Easing financial reporting
- By Paula Shaki Trimble
- Mar 12, 2000
The failure of many agencies to receive a clean audit statement this month
has not — necessarily — been the lack of improvement to their financial
One of the requirements of the commercial off-the-shelf financial software
approved for federal use is to automate the production of financial statements.
Automating this process should help agencies create annual audited financial
statements, according to government officials and analysts.
Because the software allows agencies to integrate financial management
solutions used to track accounts used for personnel, payroll, budget, expenses
and sales, "you'll be able to produce financial statements quite quickly,"
said David Kleinberg, deputy chief financial officer at the Transportation
Agencies are required by the Chief Financial Officers Act of 1990 to
produce an annual financial statement for the previous fiscal year and have
it evaluated by their inspectors general by March 1. Only 11 of 24 major
federal agencies received clean opinions from their inspectors general on
their fiscal 1999 financial statements, according to information released
this month by the Senate Governmental Affairs Committee. The Transportation
Department is expected to receive a clean audit, bringing the total number
of agencies with a complete financial statement to 12.
Congress plans to hold hearings this month to examine the financial
accounting practices at each agency as well as governmentwide issues related
to financial accountability. Agency officials say a consolidated governmentwide
financial statement due by the end of this month will be complete.
The Office of Management and Budget originally set a goal of having
21 of 24 agencies receive clean opinions about their financial statements,
according to the June 1999 Federal Financial Management Status Report and
Five-Year Plan. On Feb. 7, OMB revised its goal to 18 clean opinions.
The Federal Financial Management Improvement Act of 1996 requires each agency
to install and maintain systems that comply with federal financial management
system requirements, applicable federal accounting standards and the U.S.
Government Standards General Ledger. OMB Circular A-127 also requires each
agency to establish and maintain a single, integrated financial management
Joshua Gotbaum, OMB executive associate director and controller, said
last month that agencies' priorities include continuing to upgrade financial
management systems with commercial technology, developing performance measures,
installing financial tracking systems and integrating performance and results
"The next generation of financial systems that will be available to
federal agencies will solve a lot of the problems that have haunted federal
financial officials for decades," said Warren Suss, a federal market analyst.
New systems will pull together financial and administrative information
throughout the enterprise, and financial statements will be immediately
linked into the financial side of the system, according to Suss. The commercial
market is turning its attention to the federal niche, he said.
Several agencies are integrating new financial management and human
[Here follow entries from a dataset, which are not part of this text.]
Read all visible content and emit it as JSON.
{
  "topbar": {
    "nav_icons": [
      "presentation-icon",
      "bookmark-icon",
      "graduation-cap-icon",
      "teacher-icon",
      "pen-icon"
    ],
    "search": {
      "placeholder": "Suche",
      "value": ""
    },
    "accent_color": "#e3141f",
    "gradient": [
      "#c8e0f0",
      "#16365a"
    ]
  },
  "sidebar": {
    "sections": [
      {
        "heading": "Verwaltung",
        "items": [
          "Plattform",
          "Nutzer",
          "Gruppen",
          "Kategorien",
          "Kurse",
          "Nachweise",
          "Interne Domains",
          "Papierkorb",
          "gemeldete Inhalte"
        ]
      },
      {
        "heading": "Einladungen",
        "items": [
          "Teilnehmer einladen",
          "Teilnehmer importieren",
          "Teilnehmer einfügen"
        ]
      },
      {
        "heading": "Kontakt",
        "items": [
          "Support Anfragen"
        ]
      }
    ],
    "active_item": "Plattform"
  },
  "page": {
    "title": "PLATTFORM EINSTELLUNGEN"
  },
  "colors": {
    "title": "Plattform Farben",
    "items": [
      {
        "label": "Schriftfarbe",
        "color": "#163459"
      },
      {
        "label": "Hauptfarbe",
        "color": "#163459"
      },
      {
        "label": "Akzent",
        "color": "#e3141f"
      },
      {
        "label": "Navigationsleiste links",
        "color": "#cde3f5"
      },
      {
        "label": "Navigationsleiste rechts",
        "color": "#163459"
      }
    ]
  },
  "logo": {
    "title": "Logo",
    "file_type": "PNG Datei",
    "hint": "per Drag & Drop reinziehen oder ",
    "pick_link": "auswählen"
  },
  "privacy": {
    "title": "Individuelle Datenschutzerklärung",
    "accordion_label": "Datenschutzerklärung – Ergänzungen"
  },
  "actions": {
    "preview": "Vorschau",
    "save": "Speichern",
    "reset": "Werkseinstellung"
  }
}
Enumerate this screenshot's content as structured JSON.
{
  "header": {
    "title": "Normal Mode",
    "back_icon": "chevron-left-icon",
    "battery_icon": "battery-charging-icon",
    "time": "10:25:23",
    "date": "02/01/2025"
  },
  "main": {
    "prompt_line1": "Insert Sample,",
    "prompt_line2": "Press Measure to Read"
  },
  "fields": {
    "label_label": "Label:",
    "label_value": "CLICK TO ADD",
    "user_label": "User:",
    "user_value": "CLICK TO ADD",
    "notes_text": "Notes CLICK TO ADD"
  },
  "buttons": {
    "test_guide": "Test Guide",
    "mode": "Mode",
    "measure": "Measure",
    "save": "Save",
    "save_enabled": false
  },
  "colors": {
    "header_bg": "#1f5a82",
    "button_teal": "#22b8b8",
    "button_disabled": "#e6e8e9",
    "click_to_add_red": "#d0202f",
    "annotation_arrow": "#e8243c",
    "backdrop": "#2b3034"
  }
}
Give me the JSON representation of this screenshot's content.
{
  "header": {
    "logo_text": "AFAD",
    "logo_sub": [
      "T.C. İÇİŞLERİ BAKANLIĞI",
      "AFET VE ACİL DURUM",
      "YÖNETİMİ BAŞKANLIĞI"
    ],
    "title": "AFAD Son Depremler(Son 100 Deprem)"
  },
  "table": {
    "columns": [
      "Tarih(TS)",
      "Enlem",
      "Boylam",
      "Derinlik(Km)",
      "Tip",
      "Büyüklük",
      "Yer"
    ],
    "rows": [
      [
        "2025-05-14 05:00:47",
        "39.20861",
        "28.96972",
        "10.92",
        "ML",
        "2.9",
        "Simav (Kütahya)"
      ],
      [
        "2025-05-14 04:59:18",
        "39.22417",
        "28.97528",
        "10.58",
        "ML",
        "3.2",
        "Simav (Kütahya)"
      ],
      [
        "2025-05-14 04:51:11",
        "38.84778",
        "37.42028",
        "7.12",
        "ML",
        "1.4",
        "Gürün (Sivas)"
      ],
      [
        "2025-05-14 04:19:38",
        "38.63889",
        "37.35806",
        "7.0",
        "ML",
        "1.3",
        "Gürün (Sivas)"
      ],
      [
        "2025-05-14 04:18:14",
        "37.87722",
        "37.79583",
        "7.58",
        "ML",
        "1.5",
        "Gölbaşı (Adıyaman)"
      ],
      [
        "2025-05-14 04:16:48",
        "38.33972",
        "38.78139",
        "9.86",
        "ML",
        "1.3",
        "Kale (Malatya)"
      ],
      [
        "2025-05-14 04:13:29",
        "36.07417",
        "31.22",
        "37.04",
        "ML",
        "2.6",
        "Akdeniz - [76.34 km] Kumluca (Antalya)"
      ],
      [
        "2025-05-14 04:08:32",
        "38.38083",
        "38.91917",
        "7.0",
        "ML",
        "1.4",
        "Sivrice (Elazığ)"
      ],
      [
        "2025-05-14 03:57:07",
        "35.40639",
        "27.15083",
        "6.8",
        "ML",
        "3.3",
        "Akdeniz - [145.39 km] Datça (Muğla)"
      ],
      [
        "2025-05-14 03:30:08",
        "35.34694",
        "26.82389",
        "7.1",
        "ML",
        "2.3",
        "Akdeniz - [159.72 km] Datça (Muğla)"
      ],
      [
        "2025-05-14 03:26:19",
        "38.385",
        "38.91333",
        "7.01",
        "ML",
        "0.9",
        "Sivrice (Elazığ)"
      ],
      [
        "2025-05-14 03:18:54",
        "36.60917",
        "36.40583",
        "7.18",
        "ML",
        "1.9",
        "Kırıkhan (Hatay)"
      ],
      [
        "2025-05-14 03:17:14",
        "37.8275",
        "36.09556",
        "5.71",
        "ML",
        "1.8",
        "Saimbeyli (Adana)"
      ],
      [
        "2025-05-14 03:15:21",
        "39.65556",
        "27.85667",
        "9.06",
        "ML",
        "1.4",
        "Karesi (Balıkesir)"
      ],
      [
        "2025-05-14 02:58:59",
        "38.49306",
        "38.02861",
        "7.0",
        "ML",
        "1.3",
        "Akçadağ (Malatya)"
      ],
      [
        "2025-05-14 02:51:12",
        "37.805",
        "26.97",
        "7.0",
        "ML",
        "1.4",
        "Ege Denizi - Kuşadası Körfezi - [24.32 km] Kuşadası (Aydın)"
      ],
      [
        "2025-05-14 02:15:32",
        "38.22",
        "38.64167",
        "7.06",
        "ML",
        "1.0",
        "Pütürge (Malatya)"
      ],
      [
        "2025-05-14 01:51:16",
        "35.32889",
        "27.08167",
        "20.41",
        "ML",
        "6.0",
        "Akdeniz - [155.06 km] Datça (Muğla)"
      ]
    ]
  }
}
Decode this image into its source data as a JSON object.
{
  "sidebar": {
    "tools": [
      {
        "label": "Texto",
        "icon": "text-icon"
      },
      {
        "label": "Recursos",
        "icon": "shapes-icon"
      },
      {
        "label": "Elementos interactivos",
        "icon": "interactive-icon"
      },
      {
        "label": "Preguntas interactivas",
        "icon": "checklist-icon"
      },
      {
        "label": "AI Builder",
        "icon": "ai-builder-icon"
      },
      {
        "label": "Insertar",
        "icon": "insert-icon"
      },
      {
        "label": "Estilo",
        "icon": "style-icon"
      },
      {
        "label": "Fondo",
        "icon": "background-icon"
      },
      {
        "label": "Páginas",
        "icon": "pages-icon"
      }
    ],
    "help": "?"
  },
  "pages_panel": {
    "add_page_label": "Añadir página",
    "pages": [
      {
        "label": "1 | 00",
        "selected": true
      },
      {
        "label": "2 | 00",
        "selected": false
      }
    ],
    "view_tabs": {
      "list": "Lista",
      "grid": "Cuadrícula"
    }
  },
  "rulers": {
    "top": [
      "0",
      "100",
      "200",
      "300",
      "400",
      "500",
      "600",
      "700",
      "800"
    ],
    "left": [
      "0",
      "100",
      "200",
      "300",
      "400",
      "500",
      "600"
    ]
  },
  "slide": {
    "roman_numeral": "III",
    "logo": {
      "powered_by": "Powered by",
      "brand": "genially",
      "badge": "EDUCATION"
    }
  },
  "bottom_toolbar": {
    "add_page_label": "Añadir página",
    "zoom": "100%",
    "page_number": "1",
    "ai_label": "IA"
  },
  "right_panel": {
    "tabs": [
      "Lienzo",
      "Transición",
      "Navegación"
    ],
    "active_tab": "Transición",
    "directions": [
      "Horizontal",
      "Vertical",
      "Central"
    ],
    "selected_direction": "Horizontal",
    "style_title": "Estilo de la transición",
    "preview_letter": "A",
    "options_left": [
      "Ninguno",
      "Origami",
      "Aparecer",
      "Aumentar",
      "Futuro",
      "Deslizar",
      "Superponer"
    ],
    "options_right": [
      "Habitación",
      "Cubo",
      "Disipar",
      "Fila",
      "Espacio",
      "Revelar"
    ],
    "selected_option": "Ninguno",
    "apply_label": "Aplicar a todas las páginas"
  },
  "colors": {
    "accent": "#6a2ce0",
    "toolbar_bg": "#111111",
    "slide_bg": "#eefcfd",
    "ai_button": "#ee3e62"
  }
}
resources systems, including the departments of Veterans Affairs, Treasury,
Interior, Energy, and NASA and the General Services Administration. DOT,
which was late in having its statement evaluated by its inspector general,
will start installing the Oracle Corp. financial application suite in mid-April
and expects it to be operational departmentwide by September 2001, Kleinberg
"The basic purpose for upgrading our accounting systems is for the regular
things, but it also gives you the financial statements in a nice and clean
way," he said.
Government officials acknowledged that new, integrated financial management
software systems will make producing the annual financial statements easier
but did not blame difficulty producing accurate or timely statements this
year on agencies' lack of automated financial systems.
"The IG just didn't start the audit on time," said Bert Edwards, CFO
at the State Department. "We've always had a late start. This year it's
April. The year before was August. The year before was October. I think
next year we'll be timely."
For the fiscal 2000 financial statements, the CFO Council hopes to have
clean reports from all major agencies, Edwards said.
The results of the audits carry some weight in determining the condition
of government agencies' records systems, said Patrick Smith, executive director
of GSA's Financial Management System Service Center.
Some legacy financial systems do not meet modern requirements for integrated
cost accounting systems, yet they produce clean reports every year, Smith
New systems will focus on the end results and will support planning
decisions, he said. The Government Performance and Results Act requires
that type of planning.
"We should be able to tell Congress what we're spending, how we're spending
it and what we're getting for it," Smith said.